The Best Sermon I Never Heard

"Oh, if only all souls knew who is living in our churches ...!"
— From the Diary of Saint Maria Faustina Kowalska, 409

By Frederick Hermann

As soon as he started, I knew it was going to be bad. The old priest began his sermon with a faltering voice, and proceeded to tell an obscure story that made no sense to me at all. I was quickly lost and bored.

This was not my usual church. I was traveling, and had just dropped in for evening Mass.

But I knew right away that this sermon was going to be one of the worst ever. The priest seemed unprepared, vague, and detached. So I tuned him out, and started fuming inside my head. Slowly I became more incensed than the incense burning near the altar.

"Why didn't he prepare better?" I thought. "Don't they train these guys in seminary? Here we are, after 2,000 years of Church history, and we still haven't figured out how to give a decent homily! No wonder our faith is so weak, it's because the sermons are so bad!"

There I sat, stupefied, practically gnashing my teeth. If I had been sitting in the back pew, I would have been tempted to sneak out. At long last, an eternity it seemed, the priest ended his sermon. I seethed within myself, like a cartoon character who suffers under a dark cloud raining down daggers and lightning bolts.

I remember nothing of what he said. It was that boring. For the rest of the Mass, my mind wandered elsewhere, indignant and dismayed.

After Mass, I walked to my car in the parking lot. No longer able to contain my protest, I complained out loud to a man walking beside me; "What did you think of that sermon?"

He walked in silence beside me, lost in thought. Then he gave a gentle reply; "That was the most beautiful sermon I ever heard."

I was stunned, and looked up at him, expecting to see him grinning sarcastically. To my astonishment, I saw that he was weeping. His face was tear-stained, and his eyes glistened in the twilight. Suddenly embarrassed, I asked what he meant.

He thought for a moment, then responded with a smile; "I've spent most of my life estranged from God, going my own way, and doing my own thing. Last year I found Him, or rather He found me, and now I find Him speaking to me in the most wonderful ways. Like that sermon we just heard. It was all about waking up, and listening, and hearing God in new ways. That describes my life, and the love I have found."

In the face of this testimony, I was speechless. I shook his hand sheepishly and thanked him. "He may not speak to me, but He speaks to thee," I thought.
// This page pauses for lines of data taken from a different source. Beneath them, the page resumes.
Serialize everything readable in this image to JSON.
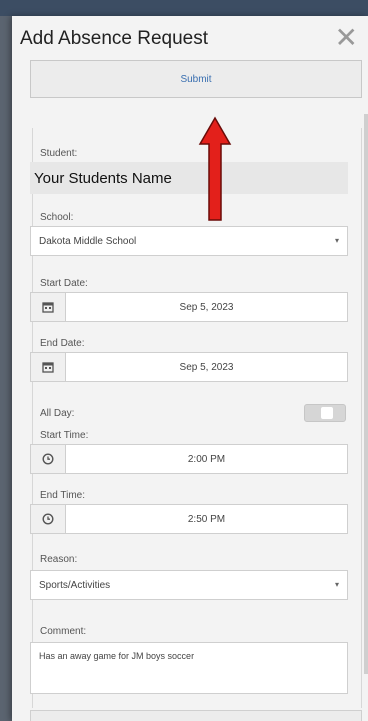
{
  "dialog": {
    "title": "Add Absence Request",
    "close_icon": "close-icon",
    "submit_label": "Submit"
  },
  "form": {
    "student_label": "Student:",
    "student_name": "Your Students Name",
    "school_label": "School:",
    "school_value": "Dakota Middle School",
    "start_date_label": "Start Date:",
    "start_date": "Sep 5, 2023",
    "end_date_label": "End Date:",
    "end_date": "Sep 5, 2023",
    "all_day_label": "All Day:",
    "start_time_label": "Start Time:",
    "start_time": "2:00 PM",
    "end_time_label": "End Time:",
    "end_time": "2:50 PM",
    "reason_label": "Reason:",
    "reason_value": "Sports/Activities",
    "comment_label": "Comment:",
    "comment_value": "Has an away game for JM boys soccer"
  },
  "annotation": {
    "arrow_color": "#e3201b",
    "arrow_icon": "red-up-arrow-icon"
  },
  "colors": {
    "submit_text": "#3a6fb0"
  }
}
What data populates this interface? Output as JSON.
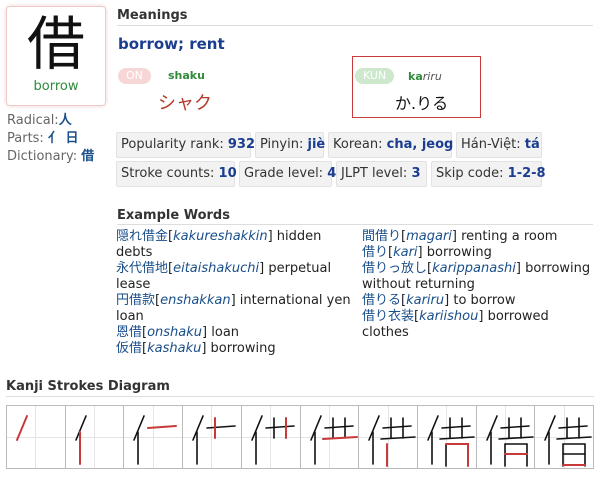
{
  "kanji": {
    "character": "借",
    "gloss": "borrow"
  },
  "info": {
    "radical_label": "Radical:",
    "radical_value": "人",
    "parts_label": "Parts:",
    "parts_value": "亻 日",
    "dictionary_label": "Dictionary:",
    "dictionary_value": "借"
  },
  "meanings": {
    "title": "Meanings",
    "text": "borrow; rent"
  },
  "on_reading": {
    "badge": "ON",
    "romaji": "shaku",
    "kana": "シャク"
  },
  "kun_reading": {
    "badge": "KUN",
    "romaji_main": "ka",
    "romaji_okurigana": "riru",
    "kana": "か.りる"
  },
  "stats": {
    "popularity_label": "Popularity rank:",
    "popularity_value": "932",
    "pinyin_label": "Pinyin:",
    "pinyin_value": "jiè",
    "korean_label": "Korean:",
    "korean_value": "cha, jeog",
    "hanviet_label": "Hán-Việt:",
    "hanviet_value": "tá",
    "strokes_label": "Stroke counts:",
    "strokes_value": "10",
    "grade_label": "Grade level:",
    "grade_value": "4",
    "jlpt_label": "JLPT level:",
    "jlpt_value": "3",
    "skip_label": "Skip code:",
    "skip_value": "1-2-8"
  },
  "examples": {
    "title": "Example Words",
    "left": [
      {
        "jp": "隠れ借金",
        "romaji": "kakureshakkin",
        "meaning": " hidden debts"
      },
      {
        "jp": "永代借地",
        "romaji": "eitaishakuchi",
        "meaning": " perpetual lease"
      },
      {
        "jp": "円借款",
        "romaji": "enshakkan",
        "meaning": " international yen loan"
      },
      {
        "jp": "恩借",
        "romaji": "onshaku",
        "meaning": " loan"
      },
      {
        "jp": "仮借",
        "romaji": "kashaku",
        "meaning": " borrowing"
      }
    ],
    "right": [
      {
        "jp": "間借り",
        "romaji": "magari",
        "meaning": " renting a room"
      },
      {
        "jp": "借り",
        "romaji": "kari",
        "meaning": " borrowing"
      },
      {
        "jp": "借りっ放し",
        "romaji": "karippanashi",
        "meaning": " borrowing without returning"
      },
      {
        "jp": "借りる",
        "romaji": "kariru",
        "meaning": " to borrow"
      },
      {
        "jp": "借り衣装",
        "romaji": "kariishou",
        "meaning": " borrowed clothes"
      }
    ]
  },
  "strokes": {
    "title": "Kanji Strokes Diagram",
    "count": 10
  },
  "colors": {
    "accent_red": "#c83a3a",
    "link_blue": "#1a4f8a",
    "green": "#2f8a3a"
  }
}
As I drove home, I marveled at how God could use such a dull and ordinary priest to speak in such an extraordinary way to one of His beloved. What is meaningless for me to hear, and a cross for me to bear, may be the fruitful words of life to a person sitting near.

Now I am a more humble and appreciative listener. Ever since that experience years ago, I cannot hear a boring sermon without imagining that someone, somewhere out there in the pews may be wiping a tear from their eye and smiling.

They may be hearing the voice of God speaking directly into their heart, with healing words raining down on them like a spring shower on a dry and thirsty desert.

"God thunders with his voice wondrously, doing great things which we cannot comprehend" (Job 37:5).

You might also like...

On Sunday, Jan. 8, we celebrate the Epiphany of Our Lord. Come, let us adore the newborn King as the Magi did.

According to the Pew Forum, between 2006 and 2010 Christians faced some form of discrimination, either de jure or de facto, in a staggering total of 139 nations.

Father Dan Cambra, MIC, shares stories about the saint who didn't get his own way, and thank God because of it.